LET'S SEE if I have this right: a suspicious package that appears to contain dynamite is found at Baltimore-Wash- ington International Airport, and it turns out to belong to a man who has two baby pythons concealed under his shirt, which leads to the evacuation of two piers and the closing of all roads leading to the airport.
And airline passengers were steamed that their flights were delayed?
You gotta be kidding me.
Me, I'd never get on a plane again if I was there during that mess.
Here is my philosophy on any possible bombs left by python-concealing strangers while I'm waiting to take off: The authorities should take all the time they need to get to the bottom of things.
If they need six hours to talk to Mr. Python Man and make sure we're not all going to blow to smithereens, they should take six hours.
If they feel like going to lunch in the middle of the investigation, that's fine with me.
Hey, if they want to take a nap before they're done, that's fine with me, too.
As long as they do a thorough investigation, I don't care how long it takes them.
Because all things being equal, I'd prefer not to blow up while I'm sitting there in the boarding area reading Golf Digest.
Another thing: If there is someone concealing two baby pythons in his shirt who's trying to smuggle a bomb on my plane, I would just as soon the authorities take care of this matter while we're on the ground.
Because it seems to me that 26,000 feet over Ohio is not the place where we want to deal with this situation.
No. 1, I don't want to be sitting next to this character high above the clouds when one of those baby pythons starts peeking out from the collar of his shirt.
Look, I can handle a lot of things up there: bad food, screaming babies, stupid Jim Carrey movies. I can even handle a fat guy falling asleep on my shoulder and snoring for two hours.
But baby pythons coming out of a guy's shirt -- that's sort of pushing the envelope, isn't it?
I'm guessing that would really freak me out.
And No. 2, if we're cruising at 26,000 feet and an ashen-faced flight attendant rushes past me whispering to a colleague "I think there's a bomb under 27-A," it is pretty much going to ruin the flight for me.

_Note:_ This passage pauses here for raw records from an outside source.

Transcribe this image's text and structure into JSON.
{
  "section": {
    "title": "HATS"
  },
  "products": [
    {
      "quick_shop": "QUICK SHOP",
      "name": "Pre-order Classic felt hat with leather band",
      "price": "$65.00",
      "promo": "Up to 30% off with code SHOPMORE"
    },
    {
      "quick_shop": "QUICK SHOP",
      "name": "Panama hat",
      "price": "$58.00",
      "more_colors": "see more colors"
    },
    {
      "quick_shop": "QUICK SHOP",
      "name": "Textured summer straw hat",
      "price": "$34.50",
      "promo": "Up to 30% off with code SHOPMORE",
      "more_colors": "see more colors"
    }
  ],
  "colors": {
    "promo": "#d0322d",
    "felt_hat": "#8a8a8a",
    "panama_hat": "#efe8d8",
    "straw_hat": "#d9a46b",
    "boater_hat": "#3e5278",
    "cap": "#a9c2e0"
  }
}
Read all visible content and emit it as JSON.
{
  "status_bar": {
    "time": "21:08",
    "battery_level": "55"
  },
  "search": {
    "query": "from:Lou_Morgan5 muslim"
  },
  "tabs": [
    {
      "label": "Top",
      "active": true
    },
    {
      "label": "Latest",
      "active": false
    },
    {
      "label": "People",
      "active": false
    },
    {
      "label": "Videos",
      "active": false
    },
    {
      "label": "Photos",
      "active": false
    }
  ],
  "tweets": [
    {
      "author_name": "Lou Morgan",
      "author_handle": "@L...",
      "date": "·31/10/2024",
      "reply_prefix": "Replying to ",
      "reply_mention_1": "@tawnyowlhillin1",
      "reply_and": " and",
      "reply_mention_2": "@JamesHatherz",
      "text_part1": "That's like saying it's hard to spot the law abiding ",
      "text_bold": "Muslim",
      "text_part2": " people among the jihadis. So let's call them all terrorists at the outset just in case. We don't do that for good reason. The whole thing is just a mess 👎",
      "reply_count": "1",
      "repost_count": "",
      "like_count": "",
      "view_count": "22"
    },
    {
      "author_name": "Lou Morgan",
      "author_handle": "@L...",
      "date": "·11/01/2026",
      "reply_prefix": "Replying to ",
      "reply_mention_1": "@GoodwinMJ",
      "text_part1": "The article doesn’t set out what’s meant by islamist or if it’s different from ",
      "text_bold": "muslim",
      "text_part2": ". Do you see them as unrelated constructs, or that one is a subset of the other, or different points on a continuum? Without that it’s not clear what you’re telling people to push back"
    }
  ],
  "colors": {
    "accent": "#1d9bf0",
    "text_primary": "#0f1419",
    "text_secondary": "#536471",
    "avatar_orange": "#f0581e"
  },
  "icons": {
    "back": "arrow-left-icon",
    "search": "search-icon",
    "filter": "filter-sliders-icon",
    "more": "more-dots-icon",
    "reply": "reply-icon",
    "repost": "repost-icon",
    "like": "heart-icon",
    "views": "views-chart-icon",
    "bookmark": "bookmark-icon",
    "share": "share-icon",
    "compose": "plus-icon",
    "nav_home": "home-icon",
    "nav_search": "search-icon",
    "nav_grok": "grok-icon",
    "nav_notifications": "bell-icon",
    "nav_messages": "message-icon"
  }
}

The baby pythons would be bad enough. But then you throw a bomb on top of that well, it's not going to be a very restful flight.
So, again, if four or five hours are needed to prevent this from happening in mid-air, I'd tell whoever's conducting the investigation: Take your time, boys.
In fact, I'd offer to buy coffee for everyone. Heck, I might even spring for some treats for the bomb-sniffing dogs.
Anyway, reading about the incident in yesterday's paper, my favorite quote came from Maryland Transportation Authority spokesperson Lori Vidil, who said: "Obviously, the snakes were not something we were expecting to see."
This, of course, was a good thing to read, along with the touching news that the pythons were the man's pets, and they were in his shirt so they'd be warm.
What wasn't such a good thing to read was a disturbing paragraph later in the story, where Ms. Vidil said she was not sure whether a passenger would be allowed to board a plane with snakes.
Not sure if you can board a plane with snakes?!
Should there really be any ambiguity about this?
Look, if there's not a regulation in place that says you can't carry snakes on board a plane, it's about time we get one on the books, isn't it?
And let's not get mired down in a lot of legal mumbo-jumbo here.
Just post something over by the airport metal detectors, maybe a silhouette of a man carrying snakes with a large red slash through it.
I know this would make a lot of us feel better about air travel.
And we hate to be pushy.
But if they could do something about people bringing dynamite on board, well, we'd appreciate that, too.